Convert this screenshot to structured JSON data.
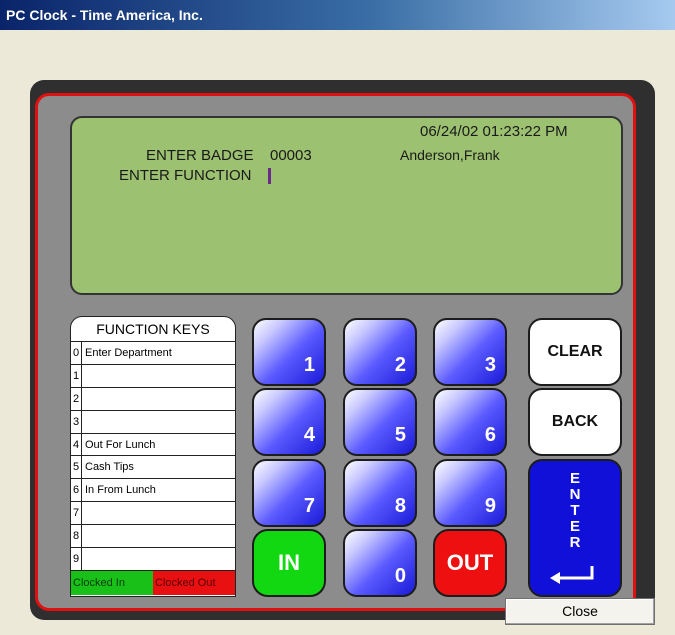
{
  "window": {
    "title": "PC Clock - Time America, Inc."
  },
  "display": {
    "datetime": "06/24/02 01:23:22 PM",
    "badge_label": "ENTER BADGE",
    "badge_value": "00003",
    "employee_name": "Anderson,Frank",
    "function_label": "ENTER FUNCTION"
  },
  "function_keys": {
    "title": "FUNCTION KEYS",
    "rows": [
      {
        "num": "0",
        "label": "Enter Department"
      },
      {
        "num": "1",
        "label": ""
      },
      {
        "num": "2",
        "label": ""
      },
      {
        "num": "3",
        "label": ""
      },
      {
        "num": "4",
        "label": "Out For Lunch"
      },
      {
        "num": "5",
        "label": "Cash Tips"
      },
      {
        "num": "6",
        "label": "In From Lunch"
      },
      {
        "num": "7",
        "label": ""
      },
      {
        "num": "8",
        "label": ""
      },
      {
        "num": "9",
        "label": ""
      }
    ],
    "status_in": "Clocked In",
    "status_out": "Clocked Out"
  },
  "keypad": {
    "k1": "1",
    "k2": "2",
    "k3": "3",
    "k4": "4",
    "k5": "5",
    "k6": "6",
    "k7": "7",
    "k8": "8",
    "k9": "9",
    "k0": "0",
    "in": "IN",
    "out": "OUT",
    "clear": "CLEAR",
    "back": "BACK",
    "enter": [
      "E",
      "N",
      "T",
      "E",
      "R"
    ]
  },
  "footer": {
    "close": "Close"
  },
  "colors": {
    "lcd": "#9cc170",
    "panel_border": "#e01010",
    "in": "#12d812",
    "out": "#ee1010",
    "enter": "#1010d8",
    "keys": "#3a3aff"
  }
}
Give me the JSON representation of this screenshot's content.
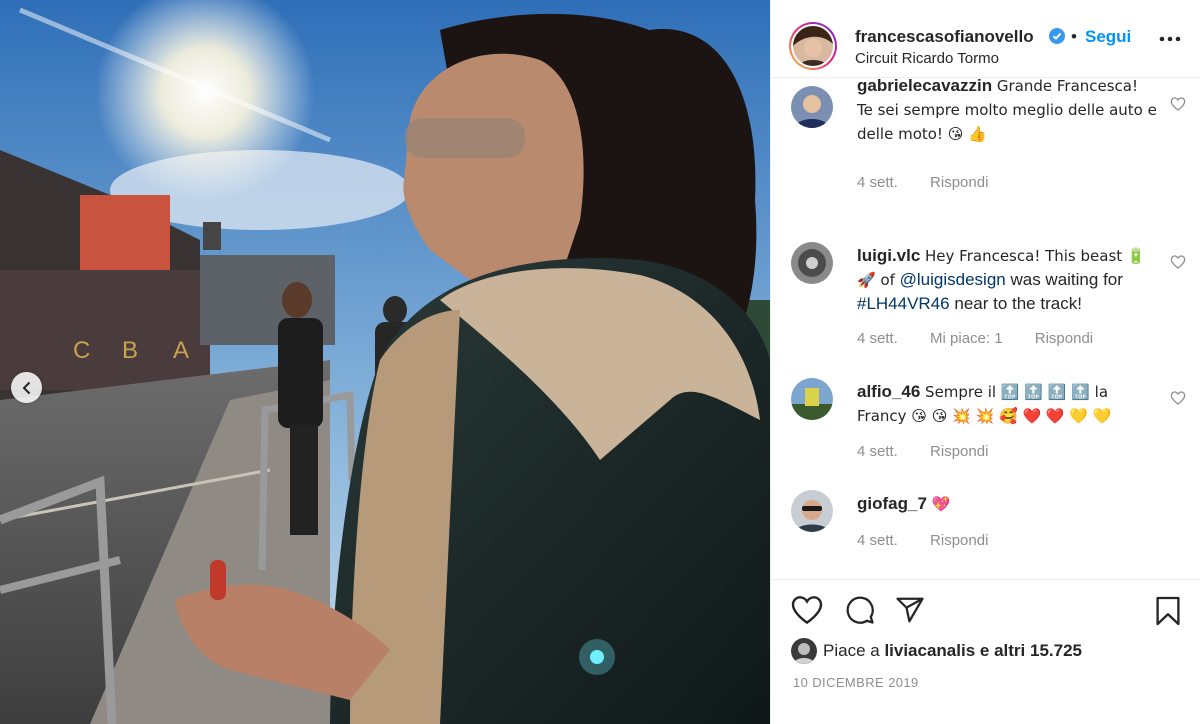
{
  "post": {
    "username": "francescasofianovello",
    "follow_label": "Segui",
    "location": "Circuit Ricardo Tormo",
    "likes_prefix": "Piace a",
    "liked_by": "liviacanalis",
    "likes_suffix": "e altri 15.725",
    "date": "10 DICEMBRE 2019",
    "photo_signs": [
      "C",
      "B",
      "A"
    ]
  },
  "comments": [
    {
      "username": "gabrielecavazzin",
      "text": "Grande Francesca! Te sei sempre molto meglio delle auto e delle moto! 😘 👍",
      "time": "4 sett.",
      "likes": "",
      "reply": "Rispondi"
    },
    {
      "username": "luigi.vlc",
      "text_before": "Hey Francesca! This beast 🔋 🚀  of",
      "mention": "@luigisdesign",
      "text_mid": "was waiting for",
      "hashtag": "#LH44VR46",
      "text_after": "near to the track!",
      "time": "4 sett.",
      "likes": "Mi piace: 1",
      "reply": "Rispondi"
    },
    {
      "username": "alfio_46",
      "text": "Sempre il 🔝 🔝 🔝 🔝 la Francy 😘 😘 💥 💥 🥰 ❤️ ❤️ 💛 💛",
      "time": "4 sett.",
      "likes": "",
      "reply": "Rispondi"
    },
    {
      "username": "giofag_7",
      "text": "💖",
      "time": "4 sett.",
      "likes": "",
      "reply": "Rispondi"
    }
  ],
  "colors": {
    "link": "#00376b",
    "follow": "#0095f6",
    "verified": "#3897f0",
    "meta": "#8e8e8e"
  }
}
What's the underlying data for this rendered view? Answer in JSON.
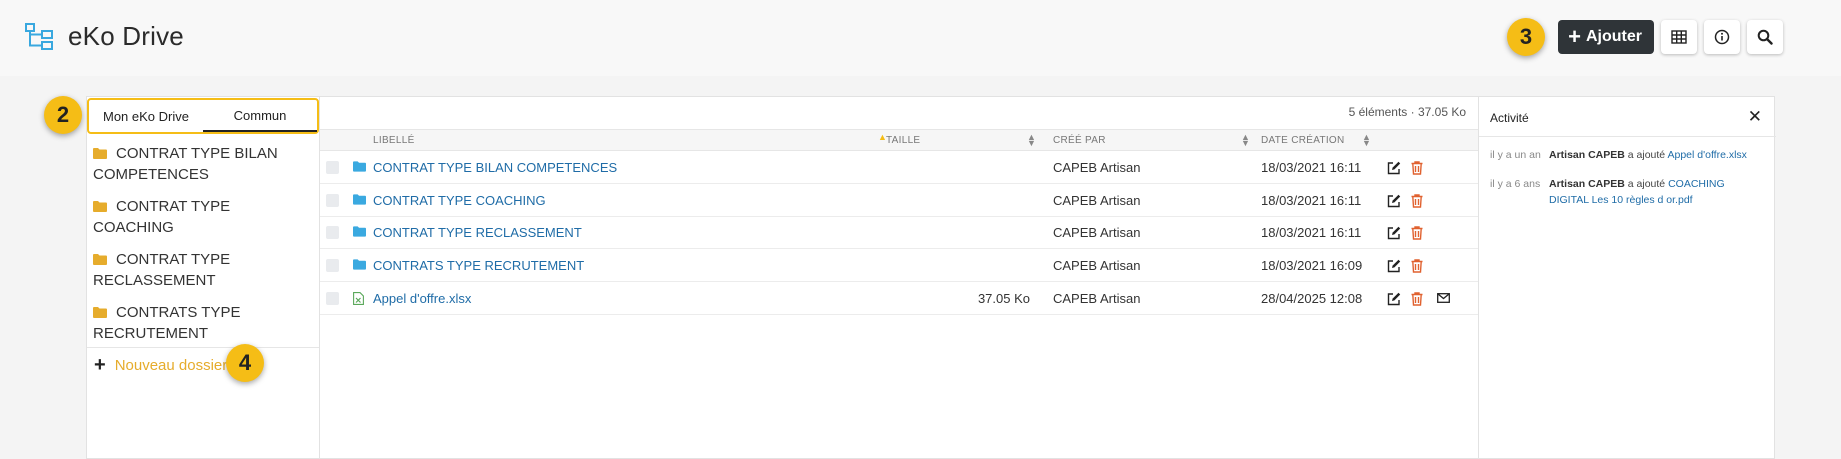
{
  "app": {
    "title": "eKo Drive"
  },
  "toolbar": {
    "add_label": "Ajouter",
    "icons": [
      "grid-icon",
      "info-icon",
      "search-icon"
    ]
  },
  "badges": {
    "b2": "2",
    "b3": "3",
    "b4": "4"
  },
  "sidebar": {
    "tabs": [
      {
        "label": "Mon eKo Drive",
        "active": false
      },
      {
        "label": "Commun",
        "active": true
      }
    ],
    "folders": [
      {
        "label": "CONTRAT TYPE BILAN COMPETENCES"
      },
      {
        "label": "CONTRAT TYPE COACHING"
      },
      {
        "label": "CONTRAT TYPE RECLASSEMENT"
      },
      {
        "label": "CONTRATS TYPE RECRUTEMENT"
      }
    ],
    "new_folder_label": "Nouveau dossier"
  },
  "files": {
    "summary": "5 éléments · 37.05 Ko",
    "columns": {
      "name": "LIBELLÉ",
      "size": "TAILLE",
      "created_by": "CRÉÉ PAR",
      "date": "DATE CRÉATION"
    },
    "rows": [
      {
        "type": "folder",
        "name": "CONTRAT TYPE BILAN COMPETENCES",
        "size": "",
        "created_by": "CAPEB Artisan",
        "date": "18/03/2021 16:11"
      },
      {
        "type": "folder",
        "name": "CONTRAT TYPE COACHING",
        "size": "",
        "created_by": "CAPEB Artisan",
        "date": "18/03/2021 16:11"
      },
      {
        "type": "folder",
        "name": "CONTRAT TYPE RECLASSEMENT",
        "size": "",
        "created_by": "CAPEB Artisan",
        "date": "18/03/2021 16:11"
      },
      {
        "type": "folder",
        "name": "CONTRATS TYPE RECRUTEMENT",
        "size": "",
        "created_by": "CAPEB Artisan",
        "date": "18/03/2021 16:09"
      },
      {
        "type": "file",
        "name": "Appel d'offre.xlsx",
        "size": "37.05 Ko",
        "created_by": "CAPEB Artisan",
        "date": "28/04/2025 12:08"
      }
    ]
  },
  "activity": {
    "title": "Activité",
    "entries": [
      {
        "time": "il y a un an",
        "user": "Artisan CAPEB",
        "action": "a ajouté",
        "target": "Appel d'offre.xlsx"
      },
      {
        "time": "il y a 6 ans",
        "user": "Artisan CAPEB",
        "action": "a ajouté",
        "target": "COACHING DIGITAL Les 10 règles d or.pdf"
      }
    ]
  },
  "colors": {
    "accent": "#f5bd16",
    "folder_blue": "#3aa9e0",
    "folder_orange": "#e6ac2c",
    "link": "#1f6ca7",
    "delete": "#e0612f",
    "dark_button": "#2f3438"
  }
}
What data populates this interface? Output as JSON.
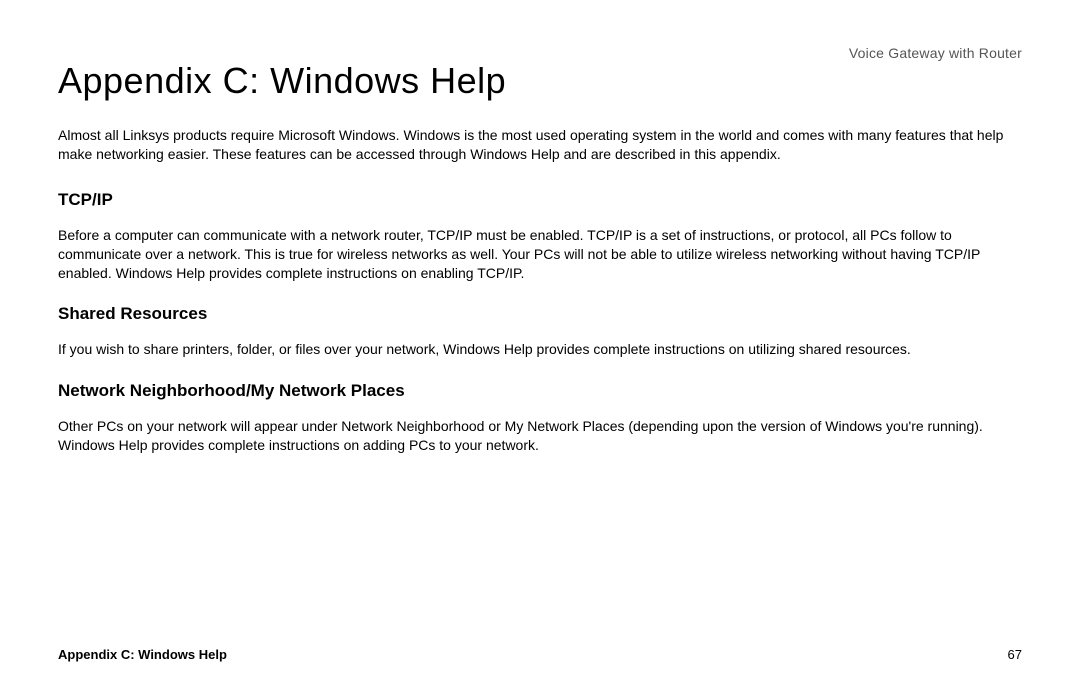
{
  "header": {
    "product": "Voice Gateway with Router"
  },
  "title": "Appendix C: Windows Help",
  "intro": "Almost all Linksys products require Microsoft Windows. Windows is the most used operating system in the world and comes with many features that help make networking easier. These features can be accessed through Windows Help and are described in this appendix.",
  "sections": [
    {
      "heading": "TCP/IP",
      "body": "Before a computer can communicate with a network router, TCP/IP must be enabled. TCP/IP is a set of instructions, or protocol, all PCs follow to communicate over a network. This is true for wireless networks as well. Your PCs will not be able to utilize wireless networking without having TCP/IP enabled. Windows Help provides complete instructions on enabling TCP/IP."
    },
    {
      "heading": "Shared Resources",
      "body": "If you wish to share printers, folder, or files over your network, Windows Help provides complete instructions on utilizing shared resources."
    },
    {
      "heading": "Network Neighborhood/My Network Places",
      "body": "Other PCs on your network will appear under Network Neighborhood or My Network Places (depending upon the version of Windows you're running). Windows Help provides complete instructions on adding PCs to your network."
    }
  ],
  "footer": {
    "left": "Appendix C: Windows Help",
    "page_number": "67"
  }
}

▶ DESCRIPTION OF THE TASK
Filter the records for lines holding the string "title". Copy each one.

▶ SOLUTION FOR THIS EXERCISE
    "title": "PC Clock - Time America, Inc."
    "title": "FUNCTION KEYS",
    "title": "eKo Drive"
    "title": "Activité",
  "title": "Appendix C: Windows Help",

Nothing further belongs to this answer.